How to Attach a T-Shirt in a Shadowbox

By Jill Kokemuller ; Updated April 12, 2017
You can preserve your concert memories by mounting your concert t-shirt in a shadow box.

Shadow box frames are a good way to showcase three-dimensional memorabilia, such as a t-shirt, while protecting it from damage. Shadow boxes can be purchased ready-made or you can have one made to your specifications. To protect your collectibles from fading, the frames can be made with glass treated specifically to block UV-rays. Shadow boxes are deeper than regular frames so your t-shirt will not touch the glass. This keeps moisture from collecting and damaging the clothing.

Cut a piece of cardboard to the size of the frame backing. Cut a piece of felt or other cloth of your choice so the fabric is an inch larger than the backing on all four sides. Fold the cloth overage over the edges of the backing and glue the cloth to the backing. If your shadow box came with a cloth backing you can skip this step.

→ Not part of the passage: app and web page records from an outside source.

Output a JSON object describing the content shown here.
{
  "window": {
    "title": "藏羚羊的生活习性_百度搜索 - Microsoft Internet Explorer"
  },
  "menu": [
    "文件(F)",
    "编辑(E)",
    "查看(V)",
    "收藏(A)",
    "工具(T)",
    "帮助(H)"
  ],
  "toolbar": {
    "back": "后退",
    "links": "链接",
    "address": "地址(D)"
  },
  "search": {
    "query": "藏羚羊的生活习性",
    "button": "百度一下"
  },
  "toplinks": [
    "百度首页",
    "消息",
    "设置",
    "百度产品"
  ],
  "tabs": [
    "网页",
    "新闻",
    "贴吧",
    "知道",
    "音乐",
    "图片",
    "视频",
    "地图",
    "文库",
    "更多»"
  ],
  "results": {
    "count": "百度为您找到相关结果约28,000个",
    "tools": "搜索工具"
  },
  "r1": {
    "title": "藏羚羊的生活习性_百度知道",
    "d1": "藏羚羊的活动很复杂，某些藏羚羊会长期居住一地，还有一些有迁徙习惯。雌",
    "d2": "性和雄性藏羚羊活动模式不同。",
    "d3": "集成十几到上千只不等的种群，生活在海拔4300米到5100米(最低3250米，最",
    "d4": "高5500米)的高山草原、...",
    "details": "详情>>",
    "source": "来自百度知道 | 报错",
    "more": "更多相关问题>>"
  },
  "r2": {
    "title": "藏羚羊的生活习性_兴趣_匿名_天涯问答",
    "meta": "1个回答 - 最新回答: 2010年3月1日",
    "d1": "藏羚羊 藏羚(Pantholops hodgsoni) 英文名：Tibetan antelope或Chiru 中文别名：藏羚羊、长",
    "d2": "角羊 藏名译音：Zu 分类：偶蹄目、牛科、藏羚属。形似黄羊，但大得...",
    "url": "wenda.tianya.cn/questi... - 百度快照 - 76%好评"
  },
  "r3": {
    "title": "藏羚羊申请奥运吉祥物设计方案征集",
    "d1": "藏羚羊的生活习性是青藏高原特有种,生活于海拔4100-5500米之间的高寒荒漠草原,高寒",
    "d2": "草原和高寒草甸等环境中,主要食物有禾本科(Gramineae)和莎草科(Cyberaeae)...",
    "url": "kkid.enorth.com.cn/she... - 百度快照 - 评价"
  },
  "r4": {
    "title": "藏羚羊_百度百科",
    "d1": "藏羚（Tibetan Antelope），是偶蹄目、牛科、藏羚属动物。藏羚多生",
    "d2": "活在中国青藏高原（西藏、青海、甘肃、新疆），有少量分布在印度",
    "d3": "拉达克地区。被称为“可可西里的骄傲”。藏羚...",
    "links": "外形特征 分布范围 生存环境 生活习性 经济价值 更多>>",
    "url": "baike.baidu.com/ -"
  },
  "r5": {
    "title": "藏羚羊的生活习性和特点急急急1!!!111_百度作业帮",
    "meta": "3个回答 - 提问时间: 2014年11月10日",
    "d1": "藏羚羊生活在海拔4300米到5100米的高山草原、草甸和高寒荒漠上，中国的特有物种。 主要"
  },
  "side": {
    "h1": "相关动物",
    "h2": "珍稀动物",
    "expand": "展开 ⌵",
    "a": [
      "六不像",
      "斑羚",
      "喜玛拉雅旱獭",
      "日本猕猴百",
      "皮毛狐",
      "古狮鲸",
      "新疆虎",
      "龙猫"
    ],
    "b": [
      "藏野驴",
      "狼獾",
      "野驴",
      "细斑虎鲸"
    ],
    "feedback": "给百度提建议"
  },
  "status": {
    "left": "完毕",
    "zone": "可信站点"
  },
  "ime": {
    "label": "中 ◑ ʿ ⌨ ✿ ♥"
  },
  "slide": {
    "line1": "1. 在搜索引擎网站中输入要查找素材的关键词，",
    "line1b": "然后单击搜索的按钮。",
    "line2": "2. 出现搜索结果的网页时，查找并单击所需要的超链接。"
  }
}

Iron your t-shirt to remove all wrinkles. Place the shirt in the center of the cloth-covered cardboard backing. Fold the sleeves and arrange the t-shirt into the position you want to display.

Affix your shirt to the backing using either steel framing pins or a needle and thread. Make small stitches or insert a pin along the seam every few inches. Your stitches or pins should go through the shirt, cloth and backing to prevent the garment from slipping. Tie the threads or bend the pins in place on the back of the cardboard where it will not be seen. Tape down the threads or pins on the back of the cardboard.

Things Needed

  • Cardboard backing
  • Scissors
  • Felt
  • Glue
  • Steel framing pins
  • Needle
  • Invisible thread
  • Tape

Tip

If you wish to remove your t-shirt, carefully snip the threads or straighten the pins on the back of the cardboard to remove them.

About the Author

Jill Kokemuller has been writing since 2010, with work published in the "Daily Gate City." She spent six years working in a private boarding school, where her focus was English, algebra and geometry. Kokemuller is an authorized substitute teacher and holds a Bachelor of Arts in English from the University of Iowa.